Action item.
Read through the records below and copy each line that uses the word "subtitle".
'''
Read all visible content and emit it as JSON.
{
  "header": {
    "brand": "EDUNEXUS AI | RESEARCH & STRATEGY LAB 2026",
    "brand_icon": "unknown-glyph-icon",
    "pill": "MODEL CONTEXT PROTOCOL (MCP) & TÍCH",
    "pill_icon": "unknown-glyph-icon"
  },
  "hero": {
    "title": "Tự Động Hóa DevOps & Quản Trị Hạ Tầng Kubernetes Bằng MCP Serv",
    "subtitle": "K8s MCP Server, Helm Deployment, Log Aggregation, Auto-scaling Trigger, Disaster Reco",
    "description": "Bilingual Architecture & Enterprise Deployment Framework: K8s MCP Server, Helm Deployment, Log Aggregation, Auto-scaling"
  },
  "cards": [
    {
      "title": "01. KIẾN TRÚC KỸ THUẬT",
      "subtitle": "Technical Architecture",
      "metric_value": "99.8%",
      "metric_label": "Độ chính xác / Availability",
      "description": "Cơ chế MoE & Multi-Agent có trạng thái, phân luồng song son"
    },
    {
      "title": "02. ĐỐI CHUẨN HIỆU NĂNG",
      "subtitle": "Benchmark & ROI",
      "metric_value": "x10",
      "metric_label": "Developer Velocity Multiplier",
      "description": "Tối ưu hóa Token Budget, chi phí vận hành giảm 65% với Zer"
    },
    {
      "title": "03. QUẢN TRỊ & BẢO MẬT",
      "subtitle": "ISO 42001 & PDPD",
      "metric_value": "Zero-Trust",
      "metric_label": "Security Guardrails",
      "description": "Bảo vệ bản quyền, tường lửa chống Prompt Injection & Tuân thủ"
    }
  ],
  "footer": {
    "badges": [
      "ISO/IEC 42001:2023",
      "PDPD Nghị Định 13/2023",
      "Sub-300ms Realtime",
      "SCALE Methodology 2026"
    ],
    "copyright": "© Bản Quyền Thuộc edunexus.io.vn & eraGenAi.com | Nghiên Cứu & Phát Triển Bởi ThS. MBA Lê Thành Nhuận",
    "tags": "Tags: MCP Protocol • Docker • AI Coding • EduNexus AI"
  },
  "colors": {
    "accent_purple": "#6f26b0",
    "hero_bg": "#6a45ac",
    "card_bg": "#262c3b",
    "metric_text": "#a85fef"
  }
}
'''
Expected output.
    "subtitle": "K8s MCP Server, Helm Deployment, Log Aggregation, Auto-scaling Trigger, Disaster Reco",
      "subtitle": "Technical Architecture",
      "subtitle": "Benchmark & ROI",
      "subtitle": "ISO 42001 & PDPD",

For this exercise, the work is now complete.